So when her father's best friend, Matthew, goes missing from his upstate New York home, Mila and her beloved father travel from London to find him. She collects information about Matthew from his belongings, from his wife and baby, from the dog he left behind and from the ghosts of his past--slowly piecing together the story everyone else has missed. But just when she's closest to solving the mystery, a shocking betrayal calls into question her trust in the one person she thought she could read best.


I am a huge fan of Meg Rosoff's novels and was very excited when she released this novel as her latest work.
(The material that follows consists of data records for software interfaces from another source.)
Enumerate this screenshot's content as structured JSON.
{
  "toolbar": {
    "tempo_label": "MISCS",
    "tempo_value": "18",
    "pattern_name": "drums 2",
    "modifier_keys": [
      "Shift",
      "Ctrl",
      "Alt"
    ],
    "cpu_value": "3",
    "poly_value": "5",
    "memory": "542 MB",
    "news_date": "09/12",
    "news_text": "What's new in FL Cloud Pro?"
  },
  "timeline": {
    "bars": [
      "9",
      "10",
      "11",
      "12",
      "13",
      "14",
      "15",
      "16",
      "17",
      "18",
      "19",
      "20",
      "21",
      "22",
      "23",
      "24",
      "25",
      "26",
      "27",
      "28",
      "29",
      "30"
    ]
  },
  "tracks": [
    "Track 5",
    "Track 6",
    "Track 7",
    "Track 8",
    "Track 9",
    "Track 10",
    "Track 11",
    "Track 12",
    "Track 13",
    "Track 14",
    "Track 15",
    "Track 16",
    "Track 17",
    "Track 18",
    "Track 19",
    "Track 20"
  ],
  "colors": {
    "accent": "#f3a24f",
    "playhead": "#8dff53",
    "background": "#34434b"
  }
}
Although I was somewhat hesitant to buy it as from reading the blurb, I was unsure whether this book would be my cup of tea, so it was a happy discovery to see it in my local library. 

The characters in this novel were not Rosoff's usual type of characters, they felt very distant from the reader. I never felt the deep connection to the characters that I have felt when reading Rosoff's previous novels. The protagonist, Mila, was a good narrator of the story. She perceived the actions of people in a really clear way and used this talent to help find clues in Matthew's disappearance. These deductions of human actions reminded me of Sherlock Holmes own talent for this. Mila is a very bright and wise girl, who although is only 12, is very much intelligent and competent. I think I disliked how wise she was as I felt it was very unrealistic that a child of twelve could comprehend so much. 

The other characters felt very bland for me. I never developed any strong feeling for her father, Gil, or any of the other characters. I did really detest the character of Matthew, although I did think he was one of the few characters that were vivid and intriguing. 

The plot of the novel was very up and down, and not in a good way. I felt the beginning of the novel made me very excited as I was there, with Gil and Mila on this manhunt and my expectations were very high. Although this novelty high wore off soon and I felt the novels plot became very dull and predictable for the majority of the novel. The only enjoyable part in the middle of the novel was hearing the story of Mila's friendship with Callie, and how their relationship changed as they grew up. I think the plot pacing picked up in the last 30 pages but honestly, for me, it was too little too late. 

The writing style of the novel was they only thing I really did enjoy. I am a big fan of Meg Rosoff usually, and was surprised to have not enjoyed this novel as much as I'd expected to. I love her beautiful flow of writing and great descriptive pieces. One thing I enjoyed about her writing style in this novel, was her use of poetic writing and profound writing style. There were so many quotes in this that made me stop and think.


“I wonder at what point a child becomes a person. Does it happen all at once, or slowly, in stages? Is there an age, a week, a moment, at which all the secrets of the universe are revealed and adulthood descends on a cloud from heaven, altering the brain forever? Will the child-me slink off one day, never to return?” 

Overall, I thought this book really was not memorable, and feel the characters never fully connected with the reader. I do recommend Meg Rosoff's other novels as I really enjoyed them. A slightly bland novel, peppered with moments of enjoyment and profound quotes. This novel might be enjoyed by a younger person, maybe 13 + . 


Two Star Novel

1 comment:

  1. I really agree! I liked the book.. It wasn't terrible, but it definitely was distant. I wouldn't read it again :( Great blog though!! :)